How is Classical Civilisation taught at d'Overbroeck's?
First, the smaller classes and less formal atmosphere make for a more congenial working atmosphere. Lessons are focused but at the same time you will have the chance to ask questions and to air your own opinion. Being able to defend a point of view is an important skill whether it is in the classroom or in the world outside. You will never be bored; no student has ever said Class Civ is boring; quite the opposite: many are surprised at how interesting and relevant it can be even in this day and age.
What books can I read to get a sense of the subject?
Start with Homer and Virgil; or watch a film such as Troy. It will give you a flavour, though Hollywood rarely gets everything right!
- The Odyssey, Homer (Penguin Classic)
- The Iliad, Homer (Penguin Classic)
- Pompeii, Peter Connolly (Oxford)
- Roman Britain, H H Scullard (Thames & Hudson)
- The Aeneid, Virgil (Penguin Classic)
- Oxford History of the Classical World, Boardman, Griffin & Murray (Oxford)
What websites are there to look at?
City Life in Roman Italy
Who will teach me?
Currently the department consists of Jane Nimmo-Smith and David Mackie.
Jane is Head of Department and teaches Classical Civilisation, Latin and Greek. An Oxford graduate, she has been an assistant examiner and assessor for OCR Classics for several years. She is also currently a scrutineer for Ancient History. Jane is fascinated by the cultures of the past, not just the Greeks and Romans, but the Persians and Egyptians too.
David, another Oxford graduate, specialises in Latin and Greek, as well as Roman Civilisation. He combines this with teaching Philosophy in the Sixth Form. He joined the department at the start of 2010.
What might the subject lead onto?
Classical Civilisation is a good choice for any student wishing to take Classics, Classical Studies or Archaeology; it is also a useful A level in combination with any arts subject such as English Literature. It can be a valuable adjunct to any of the sciences considering the current emphasis on improving the written communication skills of non-arts students. Recent students have gone on to study classics & drama, archaeology, anthropology, PPE, law and modern languages at Nottingham, Oxford, Durham and King's College London. One recent student who went to Royal Holloway to study Classics and Drama found the Classics side so fascinating that she dropped drama and has just graduated with a First in Classics! Her dissertation on Helen in ancient literature makes for captivating reading.

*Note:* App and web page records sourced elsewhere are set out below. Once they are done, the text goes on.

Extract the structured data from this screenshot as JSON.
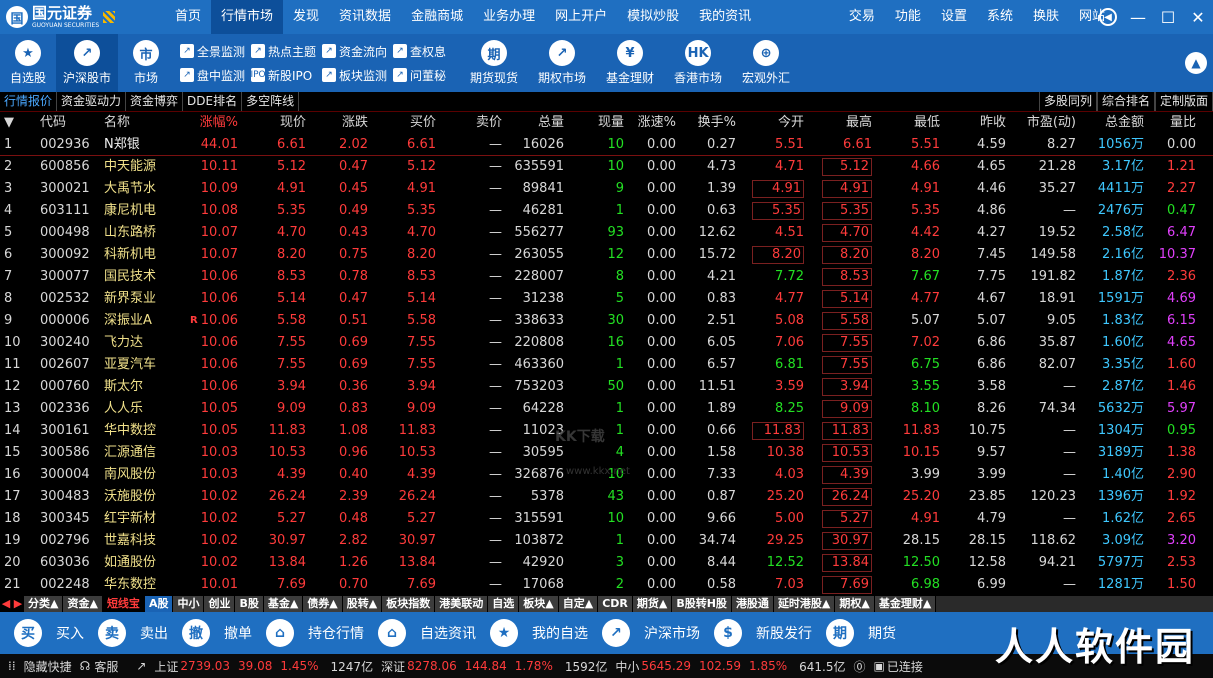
{
  "app": {
    "logo_text": "国元证券",
    "logo_sub": "GUOYUAN SECURITIES"
  },
  "nav": [
    "首页",
    "行情市场",
    "发现",
    "资讯数据",
    "金融商城",
    "业务办理",
    "网上开户",
    "模拟炒股",
    "我的资讯"
  ],
  "nav_active": 1,
  "right_nav": [
    "交易",
    "功能",
    "设置",
    "系统",
    "换肤",
    "网站"
  ],
  "toolbar": {
    "big_left": [
      {
        "icon": "star-icon",
        "glyph": "★",
        "label": "自选股"
      },
      {
        "icon": "chart-up-icon",
        "glyph": "↗",
        "label": "沪深股市"
      },
      {
        "icon": "market-icon",
        "glyph": "市",
        "label": "市场"
      }
    ],
    "small_col1": [
      {
        "icon": "monitor-icon",
        "label": "全景监测"
      },
      {
        "icon": "monitor2-icon",
        "label": "盘中监测"
      }
    ],
    "small_col2": [
      {
        "icon": "hot-topic-icon",
        "label": "热点主题"
      },
      {
        "icon": "ipo-icon",
        "glyph": "IPO",
        "label": "新股IPO"
      }
    ],
    "small_col3": [
      {
        "icon": "fund-flow-icon",
        "label": "资金流向"
      },
      {
        "icon": "sector-icon",
        "label": "板块监测"
      }
    ],
    "small_col4": [
      {
        "icon": "query-icon",
        "label": "查权息"
      },
      {
        "icon": "ask-icon",
        "label": "问董秘"
      }
    ],
    "big_right": [
      {
        "icon": "futures-icon",
        "glyph": "期",
        "label": "期货现货"
      },
      {
        "icon": "options-icon",
        "glyph": "↗",
        "label": "期权市场"
      },
      {
        "icon": "fund-icon",
        "glyph": "¥",
        "label": "基金理财"
      },
      {
        "icon": "hk-icon",
        "glyph": "HK",
        "label": "香港市场"
      },
      {
        "icon": "globe-icon",
        "glyph": "⊕",
        "label": "宏观外汇"
      }
    ]
  },
  "subtabs": [
    "行情报价",
    "资金驱动力",
    "资金博弈",
    "DDE排名",
    "多空阵线"
  ],
  "subtabs_right": [
    "多股同列",
    "综合排名",
    "定制版面"
  ],
  "columns": [
    "代码",
    "名称",
    "涨幅%",
    "现价",
    "涨跌",
    "买价",
    "卖价",
    "总量",
    "现量",
    "涨速%",
    "换手%",
    "今开",
    "最高",
    "最低",
    "昨收",
    "市盈(动)",
    "总金额",
    "量比"
  ],
  "rows": [
    {
      "no": "1",
      "code": "002936",
      "name": "N郑银",
      "pct": "44.01",
      "price": "6.61",
      "chg": "2.02",
      "bid": "6.61",
      "ask": "—",
      "vol": "16026",
      "cur": "10",
      "spd": "0.00",
      "turn": "0.27",
      "open": "5.51",
      "high": "6.61",
      "low": "5.51",
      "prev": "4.59",
      "pe": "8.27",
      "amt": "1056万",
      "ratio": "0.00",
      "cur_c": "green",
      "open_c": "red",
      "high_c": "red",
      "low_c": "red",
      "ratio_c": "white",
      "box_open": false,
      "box_high": false
    },
    {
      "no": "2",
      "code": "600856",
      "name": "中天能源",
      "pct": "10.11",
      "price": "5.12",
      "chg": "0.47",
      "bid": "5.12",
      "ask": "—",
      "vol": "635591",
      "cur": "10",
      "spd": "0.00",
      "turn": "4.73",
      "open": "4.71",
      "high": "5.12",
      "low": "4.66",
      "prev": "4.65",
      "pe": "21.28",
      "amt": "3.17亿",
      "ratio": "1.21",
      "cur_c": "green",
      "open_c": "red",
      "high_c": "red",
      "low_c": "red",
      "ratio_c": "red",
      "box_open": false,
      "box_high": true
    },
    {
      "no": "3",
      "code": "300021",
      "name": "大禹节水",
      "pct": "10.09",
      "price": "4.91",
      "chg": "0.45",
      "bid": "4.91",
      "ask": "—",
      "vol": "89841",
      "cur": "9",
      "spd": "0.00",
      "turn": "1.39",
      "open": "4.91",
      "high": "4.91",
      "low": "4.91",
      "prev": "4.46",
      "pe": "35.27",
      "amt": "4411万",
      "ratio": "2.27",
      "cur_c": "green",
      "open_c": "red",
      "high_c": "red",
      "low_c": "red",
      "ratio_c": "red",
      "box_open": true,
      "box_high": true
    },
    {
      "no": "4",
      "code": "603111",
      "name": "康尼机电",
      "pct": "10.08",
      "price": "5.35",
      "chg": "0.49",
      "bid": "5.35",
      "ask": "—",
      "vol": "46281",
      "cur": "1",
      "spd": "0.00",
      "turn": "0.63",
      "open": "5.35",
      "high": "5.35",
      "low": "5.35",
      "prev": "4.86",
      "pe": "—",
      "amt": "2476万",
      "ratio": "0.47",
      "cur_c": "green",
      "open_c": "red",
      "high_c": "red",
      "low_c": "red",
      "ratio_c": "green",
      "box_open": true,
      "box_high": true
    },
    {
      "no": "5",
      "code": "000498",
      "name": "山东路桥",
      "pct": "10.07",
      "price": "4.70",
      "chg": "0.43",
      "bid": "4.70",
      "ask": "—",
      "vol": "556277",
      "cur": "93",
      "spd": "0.00",
      "turn": "12.62",
      "open": "4.51",
      "high": "4.70",
      "low": "4.42",
      "prev": "4.27",
      "pe": "19.52",
      "amt": "2.58亿",
      "ratio": "6.47",
      "cur_c": "green",
      "open_c": "red",
      "high_c": "red",
      "low_c": "red",
      "ratio_c": "mag",
      "box_open": false,
      "box_high": true
    },
    {
      "no": "6",
      "code": "300092",
      "name": "科新机电",
      "pct": "10.07",
      "price": "8.20",
      "chg": "0.75",
      "bid": "8.20",
      "ask": "—",
      "vol": "263055",
      "cur": "12",
      "spd": "0.00",
      "turn": "15.72",
      "open": "8.20",
      "high": "8.20",
      "low": "8.20",
      "prev": "7.45",
      "pe": "149.58",
      "amt": "2.16亿",
      "ratio": "10.37",
      "cur_c": "green",
      "open_c": "red",
      "high_c": "red",
      "low_c": "red",
      "ratio_c": "mag",
      "box_open": true,
      "box_high": true
    },
    {
      "no": "7",
      "code": "300077",
      "name": "国民技术",
      "pct": "10.06",
      "price": "8.53",
      "chg": "0.78",
      "bid": "8.53",
      "ask": "—",
      "vol": "228007",
      "cur": "8",
      "spd": "0.00",
      "turn": "4.21",
      "open": "7.72",
      "high": "8.53",
      "low": "7.67",
      "prev": "7.75",
      "pe": "191.82",
      "amt": "1.87亿",
      "ratio": "2.36",
      "cur_c": "green",
      "open_c": "green",
      "high_c": "red",
      "low_c": "green",
      "ratio_c": "red",
      "box_open": false,
      "box_high": true
    },
    {
      "no": "8",
      "code": "002532",
      "name": "新界泵业",
      "pct": "10.06",
      "price": "5.14",
      "chg": "0.47",
      "bid": "5.14",
      "ask": "—",
      "vol": "31238",
      "cur": "5",
      "spd": "0.00",
      "turn": "0.83",
      "open": "4.77",
      "high": "5.14",
      "low": "4.77",
      "prev": "4.67",
      "pe": "18.91",
      "amt": "1591万",
      "ratio": "4.69",
      "cur_c": "green",
      "open_c": "red",
      "high_c": "red",
      "low_c": "red",
      "ratio_c": "mag",
      "box_open": false,
      "box_high": true
    },
    {
      "no": "9",
      "code": "000006",
      "name": "深振业A",
      "pct": "10.06",
      "price": "5.58",
      "chg": "0.51",
      "bid": "5.58",
      "ask": "—",
      "vol": "338633",
      "cur": "30",
      "spd": "0.00",
      "turn": "2.51",
      "open": "5.08",
      "high": "5.58",
      "low": "5.07",
      "prev": "5.07",
      "pe": "9.05",
      "amt": "1.83亿",
      "ratio": "6.15",
      "cur_c": "green",
      "open_c": "red",
      "high_c": "red",
      "low_c": "white",
      "ratio_c": "mag",
      "box_open": false,
      "box_high": true,
      "rmark": true
    },
    {
      "no": "10",
      "code": "300240",
      "name": "飞力达",
      "pct": "10.06",
      "price": "7.55",
      "chg": "0.69",
      "bid": "7.55",
      "ask": "—",
      "vol": "220808",
      "cur": "16",
      "spd": "0.00",
      "turn": "6.05",
      "open": "7.06",
      "high": "7.55",
      "low": "7.02",
      "prev": "6.86",
      "pe": "35.87",
      "amt": "1.60亿",
      "ratio": "4.65",
      "cur_c": "green",
      "open_c": "red",
      "high_c": "red",
      "low_c": "red",
      "ratio_c": "mag",
      "box_open": false,
      "box_high": true
    },
    {
      "no": "11",
      "code": "002607",
      "name": "亚夏汽车",
      "pct": "10.06",
      "price": "7.55",
      "chg": "0.69",
      "bid": "7.55",
      "ask": "—",
      "vol": "463360",
      "cur": "1",
      "spd": "0.00",
      "turn": "6.57",
      "open": "6.81",
      "high": "7.55",
      "low": "6.75",
      "prev": "6.86",
      "pe": "82.07",
      "amt": "3.35亿",
      "ratio": "1.60",
      "cur_c": "green",
      "open_c": "green",
      "high_c": "red",
      "low_c": "green",
      "ratio_c": "red",
      "box_open": false,
      "box_high": true
    },
    {
      "no": "12",
      "code": "000760",
      "name": "斯太尔",
      "pct": "10.06",
      "price": "3.94",
      "chg": "0.36",
      "bid": "3.94",
      "ask": "—",
      "vol": "753203",
      "cur": "50",
      "spd": "0.00",
      "turn": "11.51",
      "open": "3.59",
      "high": "3.94",
      "low": "3.55",
      "prev": "3.58",
      "pe": "—",
      "amt": "2.87亿",
      "ratio": "1.46",
      "cur_c": "green",
      "open_c": "red",
      "high_c": "red",
      "low_c": "green",
      "ratio_c": "red",
      "box_open": false,
      "box_high": true
    },
    {
      "no": "13",
      "code": "002336",
      "name": "人人乐",
      "pct": "10.05",
      "price": "9.09",
      "chg": "0.83",
      "bid": "9.09",
      "ask": "—",
      "vol": "64228",
      "cur": "1",
      "spd": "0.00",
      "turn": "1.89",
      "open": "8.25",
      "high": "9.09",
      "low": "8.10",
      "prev": "8.26",
      "pe": "74.34",
      "amt": "5632万",
      "ratio": "5.97",
      "cur_c": "green",
      "open_c": "green",
      "high_c": "red",
      "low_c": "green",
      "ratio_c": "mag",
      "box_open": false,
      "box_high": true
    },
    {
      "no": "14",
      "code": "300161",
      "name": "华中数控",
      "pct": "10.05",
      "price": "11.83",
      "chg": "1.08",
      "bid": "11.83",
      "ask": "—",
      "vol": "11023",
      "cur": "1",
      "spd": "0.00",
      "turn": "0.66",
      "open": "11.83",
      "high": "11.83",
      "low": "11.83",
      "prev": "10.75",
      "pe": "—",
      "amt": "1304万",
      "ratio": "0.95",
      "cur_c": "green",
      "open_c": "red",
      "high_c": "red",
      "low_c": "red",
      "ratio_c": "green",
      "box_open": true,
      "box_high": true
    },
    {
      "no": "15",
      "code": "300586",
      "name": "汇源通信",
      "pct": "10.03",
      "price": "10.53",
      "chg": "0.96",
      "bid": "10.53",
      "ask": "—",
      "vol": "30595",
      "cur": "4",
      "spd": "0.00",
      "turn": "1.58",
      "open": "10.38",
      "high": "10.53",
      "low": "10.15",
      "prev": "9.57",
      "pe": "—",
      "amt": "3189万",
      "ratio": "1.38",
      "cur_c": "green",
      "open_c": "red",
      "high_c": "red",
      "low_c": "red",
      "ratio_c": "red",
      "box_open": false,
      "box_high": true
    },
    {
      "no": "16",
      "code": "300004",
      "name": "南风股份",
      "pct": "10.03",
      "price": "4.39",
      "chg": "0.40",
      "bid": "4.39",
      "ask": "—",
      "vol": "326876",
      "cur": "10",
      "spd": "0.00",
      "turn": "7.33",
      "open": "4.03",
      "high": "4.39",
      "low": "3.99",
      "prev": "3.99",
      "pe": "—",
      "amt": "1.40亿",
      "ratio": "2.90",
      "cur_c": "green",
      "open_c": "red",
      "high_c": "red",
      "low_c": "white",
      "ratio_c": "red",
      "box_open": false,
      "box_high": true
    },
    {
      "no": "17",
      "code": "300483",
      "name": "沃施股份",
      "pct": "10.02",
      "price": "26.24",
      "chg": "2.39",
      "bid": "26.24",
      "ask": "—",
      "vol": "5378",
      "cur": "43",
      "spd": "0.00",
      "turn": "0.87",
      "open": "25.20",
      "high": "26.24",
      "low": "25.20",
      "prev": "23.85",
      "pe": "120.23",
      "amt": "1396万",
      "ratio": "1.92",
      "cur_c": "green",
      "open_c": "red",
      "high_c": "red",
      "low_c": "red",
      "ratio_c": "red",
      "box_open": false,
      "box_high": true
    },
    {
      "no": "18",
      "code": "300345",
      "name": "红宇新材",
      "pct": "10.02",
      "price": "5.27",
      "chg": "0.48",
      "bid": "5.27",
      "ask": "—",
      "vol": "315591",
      "cur": "10",
      "spd": "0.00",
      "turn": "9.66",
      "open": "5.00",
      "high": "5.27",
      "low": "4.91",
      "prev": "4.79",
      "pe": "—",
      "amt": "1.62亿",
      "ratio": "2.65",
      "cur_c": "green",
      "open_c": "red",
      "high_c": "red",
      "low_c": "red",
      "ratio_c": "red",
      "box_open": false,
      "box_high": true
    },
    {
      "no": "19",
      "code": "002796",
      "name": "世嘉科技",
      "pct": "10.02",
      "price": "30.97",
      "chg": "2.82",
      "bid": "30.97",
      "ask": "—",
      "vol": "103872",
      "cur": "1",
      "spd": "0.00",
      "turn": "34.74",
      "open": "29.25",
      "high": "30.97",
      "low": "28.15",
      "prev": "28.15",
      "pe": "118.62",
      "amt": "3.09亿",
      "ratio": "3.20",
      "cur_c": "green",
      "open_c": "red",
      "high_c": "red",
      "low_c": "white",
      "ratio_c": "mag",
      "box_open": false,
      "box_high": true
    },
    {
      "no": "20",
      "code": "603036",
      "name": "如通股份",
      "pct": "10.02",
      "price": "13.84",
      "chg": "1.26",
      "bid": "13.84",
      "ask": "—",
      "vol": "42920",
      "cur": "3",
      "spd": "0.00",
      "turn": "8.44",
      "open": "12.52",
      "high": "13.84",
      "low": "12.50",
      "prev": "12.58",
      "pe": "94.21",
      "amt": "5797万",
      "ratio": "2.53",
      "cur_c": "green",
      "open_c": "green",
      "high_c": "red",
      "low_c": "green",
      "ratio_c": "red",
      "box_open": false,
      "box_high": true
    },
    {
      "no": "21",
      "code": "002248",
      "name": "华东数控",
      "pct": "10.01",
      "price": "7.69",
      "chg": "0.70",
      "bid": "7.69",
      "ask": "—",
      "vol": "17068",
      "cur": "2",
      "spd": "0.00",
      "turn": "0.58",
      "open": "7.03",
      "high": "7.69",
      "low": "6.98",
      "prev": "6.99",
      "pe": "—",
      "amt": "1281万",
      "ratio": "1.50",
      "cur_c": "green",
      "open_c": "red",
      "high_c": "red",
      "low_c": "green",
      "ratio_c": "red",
      "box_open": false,
      "box_high": true
    }
  ],
  "watermark": {
    "text": "KK下载",
    "sub": "www.kkx.net"
  },
  "bottom_tabs": [
    "分类▲",
    "资金▲",
    "短线宝",
    "A股",
    "中小",
    "创业",
    "B股",
    "基金▲",
    "债券▲",
    "股转▲",
    "板块指数",
    "港美联动",
    "自选",
    "板块▲",
    "自定▲",
    "CDR",
    "期货▲",
    "B股转H股",
    "港股通",
    "延时港股▲",
    "期权▲",
    "基金理财▲"
  ],
  "bottom_tab_active": 3,
  "bottom_tab_highlight": 2,
  "actions": [
    {
      "icon": "buy-icon",
      "glyph": "买",
      "label": "买入"
    },
    {
      "icon": "sell-icon",
      "glyph": "卖",
      "label": "卖出"
    },
    {
      "icon": "cancel-order-icon",
      "glyph": "撤",
      "label": "撤单"
    },
    {
      "icon": "holdings-icon",
      "glyph": "⌂",
      "label": "持仓行情"
    },
    {
      "icon": "news-icon",
      "glyph": "⌂",
      "label": "自选资讯"
    },
    {
      "icon": "my-fav-icon",
      "glyph": "★",
      "label": "我的自选"
    },
    {
      "icon": "hs-market-icon",
      "glyph": "↗",
      "label": "沪深市场"
    },
    {
      "icon": "ipo-issue-icon",
      "glyph": "$",
      "label": "新股发行"
    },
    {
      "icon": "futures2-icon",
      "glyph": "期",
      "label": "期货"
    }
  ],
  "status": {
    "hide_shortcut": "隐藏快捷",
    "service": "客服",
    "sh_label": "上证",
    "sh_idx": "2739.03",
    "sh_chg": "39.08",
    "sh_pct": "1.45%",
    "sh_amt": "1247亿",
    "sz_label": "深证",
    "sz_idx": "8278.06",
    "sz_chg": "144.84",
    "sz_pct": "1.78%",
    "sz_amt": "1592亿",
    "zx_label": "中小",
    "zx_idx": "5645.29",
    "zx_chg": "102.59",
    "zx_pct": "1.85%",
    "zx_amt": "641.5亿",
    "conn": "已连接"
  },
  "overlay_watermark": "人人软件园"
}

Studying Classical Civilisation will not put you into a compartment: quite the opposite. Look around you in public life and the media, business and publishing (to name a few) and you will not have to look for long before you can spot someone who has had the benefit of studying classics – a subject that makes you a clear and original thinker.